The use of fill-in forms is one of the more useful features in Microsoft Word.

Once upon a time we had to fill in forms with a pen, but nowadays nobody wants to spend the time printing forms and dealing with old-fashion postage (especially if it involves walking to the post-office). People nowadays prefer to fill in forms electronically - preferably using online forms. Since an online form is overkill in many situations (not to mention that it typically requires web hosting and a fair about of knowledge to create), e-mailing a fill-in form made in Microsoft Word form is a nice alternative.

When a person receives this "MS Word form" in their inbox their instincts might be to print it and fax it back... but if prompted with instructions it's typically easier to save the form to their computer, open it, enter text into the "special form fields" (this is the only part they can edit), save it again and then e-mail it back. Here I will just discuss the basics of creating such a form.

How to turn your Word Document into a Form
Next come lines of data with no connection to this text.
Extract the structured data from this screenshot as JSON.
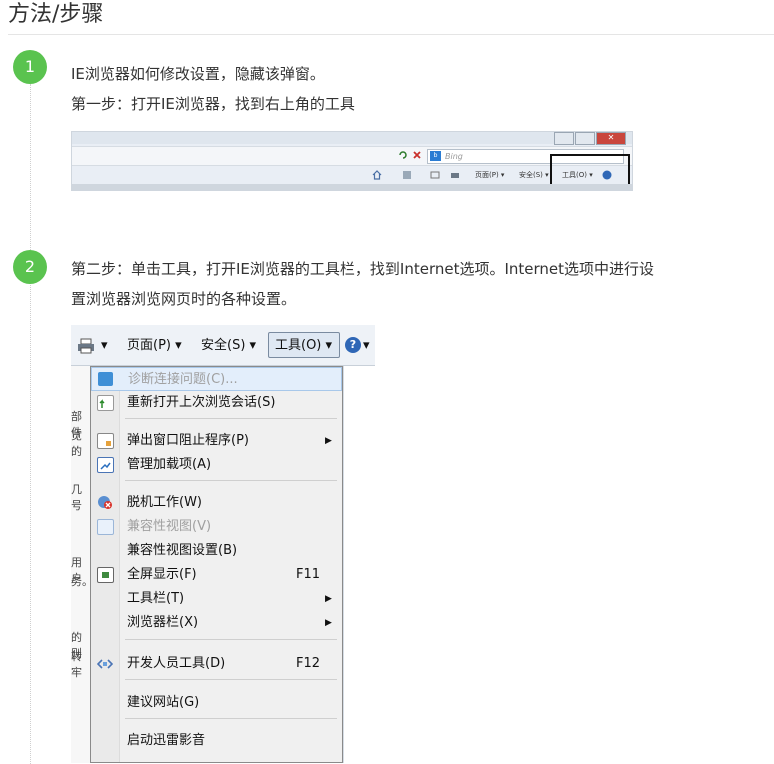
{
  "header": {
    "title": "方法/步骤"
  },
  "steps": [
    {
      "number": "1",
      "lines": [
        "IE浏览器如何修改设置，隐藏该弹窗。",
        "第一步：打开IE浏览器，找到右上角的工具"
      ]
    },
    {
      "number": "2",
      "lines": [
        "第二步：单击工具，打开IE浏览器的工具栏，找到Internet选项。Internet选项中进行设",
        "置浏览器浏览网页时的各种设置。"
      ]
    }
  ],
  "shot1": {
    "search_placeholder": "Bing",
    "bing_logo": "b",
    "close_glyph": "✕",
    "items": [
      "页面(P) ▾",
      "安全(S) ▾",
      "工具(O) ▾"
    ]
  },
  "shot2": {
    "toolbar": {
      "page": "页面(P) ▾",
      "safety": "安全(S) ▾",
      "tools": "工具(O) ▾",
      "help": "?"
    },
    "fragments": [
      "部件",
      "览的",
      "几号",
      "用户",
      "务。",
      "的则",
      "转牢"
    ],
    "menu": [
      {
        "label": "诊断连接问题(C)...",
        "shortcut": "",
        "submenu": "",
        "disabled": true
      },
      {
        "label": "重新打开上次浏览会话(S)",
        "shortcut": "",
        "submenu": "",
        "disabled": false
      },
      {
        "label": "弹出窗口阻止程序(P)",
        "shortcut": "",
        "submenu": "▶",
        "disabled": false
      },
      {
        "label": "管理加载项(A)",
        "shortcut": "",
        "submenu": "",
        "disabled": false
      },
      {
        "label": "脱机工作(W)",
        "shortcut": "",
        "submenu": "",
        "disabled": false
      },
      {
        "label": "兼容性视图(V)",
        "shortcut": "",
        "submenu": "",
        "disabled": true
      },
      {
        "label": "兼容性视图设置(B)",
        "shortcut": "",
        "submenu": "",
        "disabled": false
      },
      {
        "label": "全屏显示(F)",
        "shortcut": "F11",
        "submenu": "",
        "disabled": false
      },
      {
        "label": "工具栏(T)",
        "shortcut": "",
        "submenu": "▶",
        "disabled": false
      },
      {
        "label": "浏览器栏(X)",
        "shortcut": "",
        "submenu": "▶",
        "disabled": false
      },
      {
        "label": "开发人员工具(D)",
        "shortcut": "F12",
        "submenu": "",
        "disabled": false
      },
      {
        "label": "建议网站(G)",
        "shortcut": "",
        "submenu": "",
        "disabled": false
      },
      {
        "label": "启动迅雷影音",
        "shortcut": "",
        "submenu": "",
        "disabled": false
      }
    ]
  },
  "colors": {
    "step_circle": "#5ac34f",
    "text": "#333333",
    "highlight_box": "#111111"
  }
}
  • Start a new document, and create the layout for your form. I find the neatest best way to do this is using tables, but you could also use frames or just create big underlined/boxed regions where you want the user to enter data.
  • Open the Forms toolbar by going: View >> Toolbars >> Forms.
  • For each spot the user is suppose to enter data: select the spot with the cursor, and then click "Text form field" on the Form toolbar. You can then double click these, give them a name ("txtName", "txtAddress" etc is the format I use), default value, help text, maximum length. and so on.
  • The tricky thing is that while MOST people will prefer to fill it out electronically, others may opt to print it out and use a pen - and hence you will need enough space for people to write answers. To account for this I find the easiest technique is by inserting 1x1 tables (use the "draw tables" mode if you want), and adding each "field" inside one of these cells - you can then drag and resize the table to where you want (although this is often a bit fiddley). By doing this people can easily where they have to enter answers belong and if they type too much text the table will usually just expand down.
  • At this stage you should save the document as MyForm.doc before testing it out.
  • To "test" the form click the "Protect form" icon on the Forms toolbar... and you'll notice you can only select and fill out the form fields. This is what the users of the forms will see, and by entering dummy information you'll quickly work out any problems.
  • Click "Protect form" again to change the form, and keep testing it until you happy.
  • Print out a copy and make sure the user has sufficient room to hand-write answers (for people that prefer fax to e-mail - or if they require a signature).
  • Before e-mailing the form make sure you "Protect form" is selected - and I would recommend you also leave "Form field shading" selected (don't worry, this shading won't appear when you print - it's just to help the user see where to enter info).
  • Close the Form toolbar and save the form (as an ordinary .doc file) in its locked state.
  • E-mail the form to your recipients as an attachment and make sure you have included instructions how to send it back.
  • Wait for replies.  :-)

How to fill in a MS Word Form

  • Save the file to your desktop.
  • Open the "form"... fill in each field and use either the arrow keys or mouse to progress though each field.
  • Save the file (with your information in it) and then e-mail it back.